Dataset excerpts:
▼
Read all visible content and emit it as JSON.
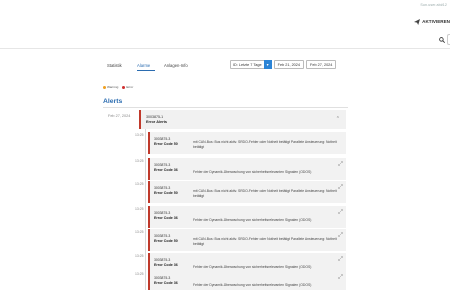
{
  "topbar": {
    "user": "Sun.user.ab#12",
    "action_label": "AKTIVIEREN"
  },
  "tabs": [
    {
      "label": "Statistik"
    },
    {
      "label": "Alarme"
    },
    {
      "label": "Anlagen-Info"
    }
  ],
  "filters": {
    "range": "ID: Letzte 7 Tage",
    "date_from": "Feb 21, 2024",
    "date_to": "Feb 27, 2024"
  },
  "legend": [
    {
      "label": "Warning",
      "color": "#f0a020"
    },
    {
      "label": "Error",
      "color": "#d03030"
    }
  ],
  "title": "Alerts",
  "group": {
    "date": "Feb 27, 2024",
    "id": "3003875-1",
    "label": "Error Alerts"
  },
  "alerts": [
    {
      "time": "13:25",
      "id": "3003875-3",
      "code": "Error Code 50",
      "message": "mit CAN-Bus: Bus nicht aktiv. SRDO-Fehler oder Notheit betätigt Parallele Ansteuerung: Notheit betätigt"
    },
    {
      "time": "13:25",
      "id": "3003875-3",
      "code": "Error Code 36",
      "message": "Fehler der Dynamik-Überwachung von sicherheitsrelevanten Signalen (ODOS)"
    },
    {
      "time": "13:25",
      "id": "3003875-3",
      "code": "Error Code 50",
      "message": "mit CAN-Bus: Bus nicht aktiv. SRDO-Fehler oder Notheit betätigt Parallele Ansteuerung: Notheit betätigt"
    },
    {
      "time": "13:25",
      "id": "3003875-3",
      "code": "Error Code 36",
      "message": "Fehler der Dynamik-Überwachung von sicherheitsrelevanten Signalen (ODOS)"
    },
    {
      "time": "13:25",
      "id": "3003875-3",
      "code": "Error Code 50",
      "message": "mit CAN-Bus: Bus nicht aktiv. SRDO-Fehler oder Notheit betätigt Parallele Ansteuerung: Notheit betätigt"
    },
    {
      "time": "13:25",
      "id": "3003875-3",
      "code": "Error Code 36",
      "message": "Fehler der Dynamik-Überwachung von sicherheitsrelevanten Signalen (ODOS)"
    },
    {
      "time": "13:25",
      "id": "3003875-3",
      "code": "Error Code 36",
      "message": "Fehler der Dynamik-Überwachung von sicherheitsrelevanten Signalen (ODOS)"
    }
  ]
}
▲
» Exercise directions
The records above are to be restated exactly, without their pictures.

» Task output
Read all visible content and emit it as JSON.
{
  "topbar": {
    "user": "Sun.user.ab#12",
    "action_label": "AKTIVIEREN"
  },
  "tabs": [
    {
      "label": "Statistik"
    },
    {
      "label": "Alarme"
    },
    {
      "label": "Anlagen-Info"
    }
  ],
  "filters": {
    "range": "ID: Letzte 7 Tage",
    "date_from": "Feb 21, 2024",
    "date_to": "Feb 27, 2024"
  },
  "legend": [
    {
      "label": "Warning",
      "color": "#f0a020"
    },
    {
      "label": "Error",
      "color": "#d03030"
    }
  ],
  "title": "Alerts",
  "group": {
    "date": "Feb 27, 2024",
    "id": "3003875-1",
    "label": "Error Alerts"
  },
  "alerts": [
    {
      "time": "13:25",
      "id": "3003875-3",
      "code": "Error Code 50",
      "message": "mit CAN-Bus: Bus nicht aktiv. SRDO-Fehler oder Notheit betätigt Parallele Ansteuerung: Notheit betätigt"
    },
    {
      "time": "13:25",
      "id": "3003875-3",
      "code": "Error Code 36",
      "message": "Fehler der Dynamik-Überwachung von sicherheitsrelevanten Signalen (ODOS)"
    },
    {
      "time": "13:25",
      "id": "3003875-3",
      "code": "Error Code 50",
      "message": "mit CAN-Bus: Bus nicht aktiv. SRDO-Fehler oder Notheit betätigt Parallele Ansteuerung: Notheit betätigt"
    },
    {
      "time": "13:25",
      "id": "3003875-3",
      "code": "Error Code 36",
      "message": "Fehler der Dynamik-Überwachung von sicherheitsrelevanten Signalen (ODOS)"
    },
    {
      "time": "13:25",
      "id": "3003875-3",
      "code": "Error Code 50",
      "message": "mit CAN-Bus: Bus nicht aktiv. SRDO-Fehler oder Notheit betätigt Parallele Ansteuerung: Notheit betätigt"
    },
    {
      "time": "13:25",
      "id": "3003875-3",
      "code": "Error Code 36",
      "message": "Fehler der Dynamik-Überwachung von sicherheitsrelevanten Signalen (ODOS)"
    },
    {
      "time": "13:25",
      "id": "3003875-3",
      "code": "Error Code 36",
      "message": "Fehler der Dynamik-Überwachung von sicherheitsrelevanten Signalen (ODOS)"
    }
  ]
}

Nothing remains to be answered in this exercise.